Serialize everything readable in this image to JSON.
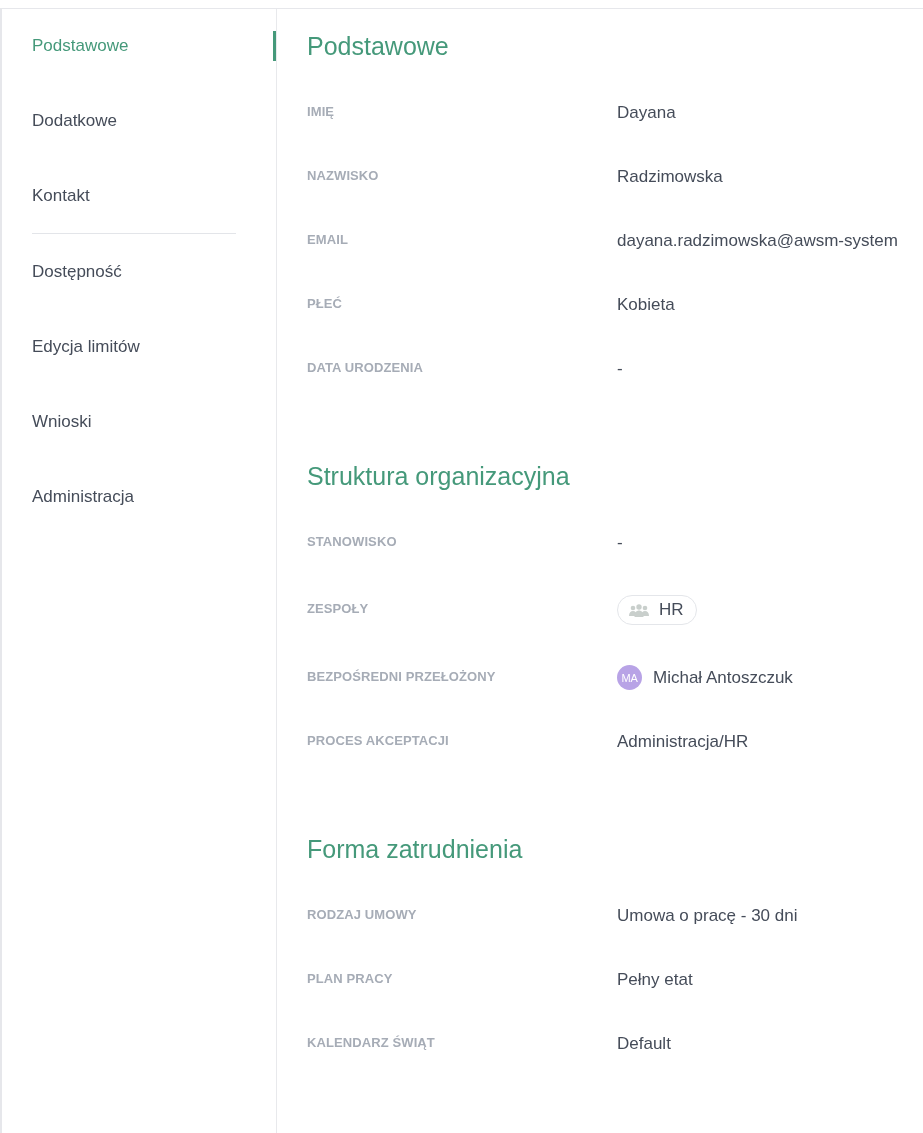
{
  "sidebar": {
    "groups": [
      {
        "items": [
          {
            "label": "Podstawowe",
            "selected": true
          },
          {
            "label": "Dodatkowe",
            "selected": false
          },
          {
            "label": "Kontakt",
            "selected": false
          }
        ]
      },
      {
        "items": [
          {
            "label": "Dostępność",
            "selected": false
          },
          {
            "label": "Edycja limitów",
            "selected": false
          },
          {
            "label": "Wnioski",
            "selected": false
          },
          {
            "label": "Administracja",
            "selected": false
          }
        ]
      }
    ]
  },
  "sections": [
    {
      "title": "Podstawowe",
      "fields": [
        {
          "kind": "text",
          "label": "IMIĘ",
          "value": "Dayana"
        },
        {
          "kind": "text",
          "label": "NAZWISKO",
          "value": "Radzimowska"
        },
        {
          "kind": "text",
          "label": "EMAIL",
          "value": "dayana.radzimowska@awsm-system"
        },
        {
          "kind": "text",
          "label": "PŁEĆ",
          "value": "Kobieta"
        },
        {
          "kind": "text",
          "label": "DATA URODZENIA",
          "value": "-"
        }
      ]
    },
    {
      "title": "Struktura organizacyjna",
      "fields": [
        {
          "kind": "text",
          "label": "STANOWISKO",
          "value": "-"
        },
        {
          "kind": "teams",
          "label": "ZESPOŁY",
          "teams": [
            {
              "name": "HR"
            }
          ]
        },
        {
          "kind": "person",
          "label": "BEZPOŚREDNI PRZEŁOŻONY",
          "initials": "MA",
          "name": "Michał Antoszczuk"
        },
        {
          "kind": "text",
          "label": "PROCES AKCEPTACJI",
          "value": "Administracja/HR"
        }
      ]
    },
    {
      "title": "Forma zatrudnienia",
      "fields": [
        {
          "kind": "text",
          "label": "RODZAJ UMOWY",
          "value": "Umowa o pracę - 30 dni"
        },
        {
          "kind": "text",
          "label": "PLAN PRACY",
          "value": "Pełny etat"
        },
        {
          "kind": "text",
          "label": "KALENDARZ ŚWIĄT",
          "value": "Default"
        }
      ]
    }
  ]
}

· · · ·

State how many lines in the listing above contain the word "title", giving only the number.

■ Response for this exercise ■
3